The engines driving the growth of the world's highest mountains into the sky run deep beneath the planet's skin. Geologists have some idea of the mechanisms at work, but evidence has so far left plenty of room for debate over the details.
Combined with a fresh look at previous research, a recent analysis of new seismic data collected from across southern Tibet has delivered a surprising depiction of the titanic forces operating below the Himalayas.
Presenting at the American Geophysical Union conference in San Francisco last December, researchers from institutions in the US and China described a disintegration of the Indian continental plate as it grinds along the basement of the Eurasian tectonic plate that sits atop it.
It's a surprising compromise on two models currently favored as explanations for the lifting of the Tibetan plateau and the colossal Himalayan mountain range.
In both cases, a collision between the chunks of crust belonging to India and Eurasia is responsible.

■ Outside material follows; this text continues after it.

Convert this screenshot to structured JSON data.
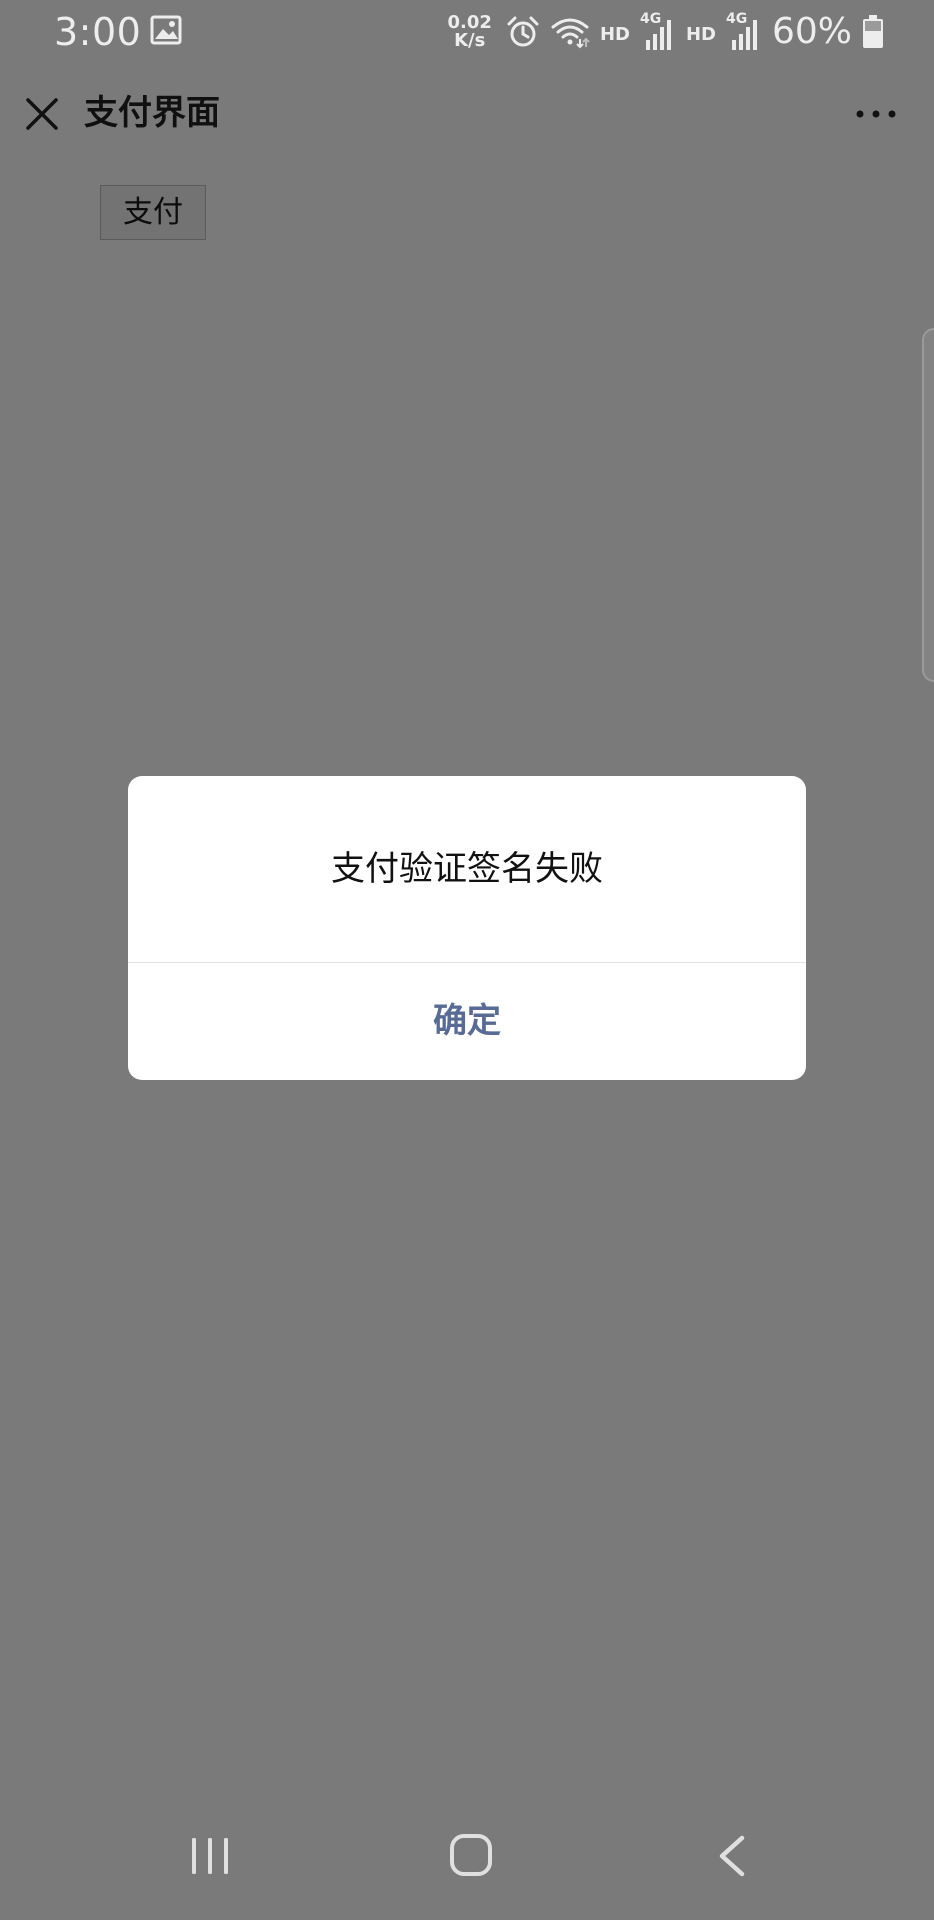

Starting around 60 million years ago, the Indian plate was driven beneath its northern neighbor as it was carried along by currents of molten rock within the mantle.
Bit by bit, the Eurasian land mass has been lifted skyward on the shoulders of a drowned giant, giving us Earth's highest elevations.
Studies of the density of the mantle and the crust suggest the rather buoyant Indian continental plate shouldn't sink so easily, however, meaning it's likely the submerged sections of the crust should still be grinding along under the belly of the Eurasian plate rather than being plunged into the mantle's depths.
Another possibility is the Indian plate is distorting in a way that causes some parts to wrinkle and fold, and others to dip and dive.
Different perspectives emerge depending on which kinds of evidence are favored and how data is processed.
In an investigation led by Ocean University of China geophysicist Lin Liu, researchers amassed 'up-and-down' S-wave and shear-wave splitting data from 94 broadband seismic stations arranged west-to-east across southern Tibet, and combined it with previously collected 'back-and-forth' P-wave data to come up with a more nuanced view of the dynamics below.
They determined the Indian slab wasn't merely bobbing along smoothly below the Eurasian plate, nor was it bunching up like a rug on a slippery floor.
Instead it is delaminating, with its dense base peeling free and sinking into the mantle as its lighter top-half continued its journey just beneath the surface.
While computer models had suggested thicker sections of some plates could come apart like this, the study provides the first empirical evidence of it occurring.
The team's description is consistent with geological models based on limits of helium-3 enriched spring water and patterns of fractures and earthquakes near the surface, which taken together support a map of carnage below, where sections of the old Indian plate seem more or less intact, and others are stripping apart around 100 kilometers below, allowing the base to warp into the planet's molten heart.
Having a clear 3D description of the boundaries and borders of plates as they grind together not only makes it easier to understand how our surface came to look as it does, but could inform future methods of earthquake prediction.